### [Problem description]
Repeat the data in full and exactly. Leave the pictures out.

### [Data for this task]
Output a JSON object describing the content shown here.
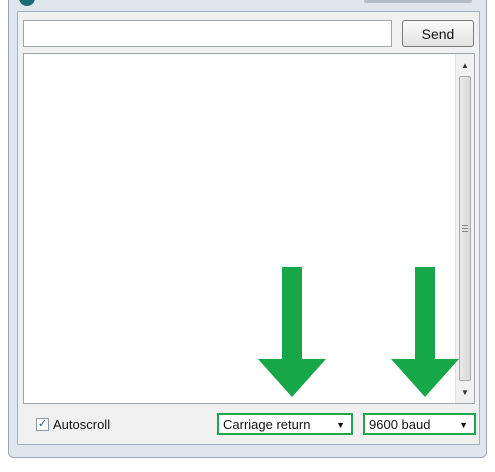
{
  "input": {
    "value": "",
    "placeholder": ""
  },
  "toolbar": {
    "send_label": "Send"
  },
  "output": {
    "text": ""
  },
  "scroll": {
    "up_glyph": "▲",
    "down_glyph": "▼"
  },
  "bottom": {
    "autoscroll_label": "Autoscroll",
    "autoscroll_checked": true,
    "check_glyph": "✓",
    "line_ending": "Carriage return",
    "baud_rate": "9600 baud",
    "caret_glyph": "▼"
  },
  "colors": {
    "highlight": "#1da64a",
    "arrow": "#17a648"
  }
}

### [The completed task]
Output a JSON object describing the content shown here.
{
  "input": {
    "value": "",
    "placeholder": ""
  },
  "toolbar": {
    "send_label": "Send"
  },
  "output": {
    "text": ""
  },
  "scroll": {
    "up_glyph": "▲",
    "down_glyph": "▼"
  },
  "bottom": {
    "autoscroll_label": "Autoscroll",
    "autoscroll_checked": true,
    "check_glyph": "✓",
    "line_ending": "Carriage return",
    "baud_rate": "9600 baud",
    "caret_glyph": "▼"
  },
  "colors": {
    "highlight": "#1da64a",
    "arrow": "#17a648"
  }
}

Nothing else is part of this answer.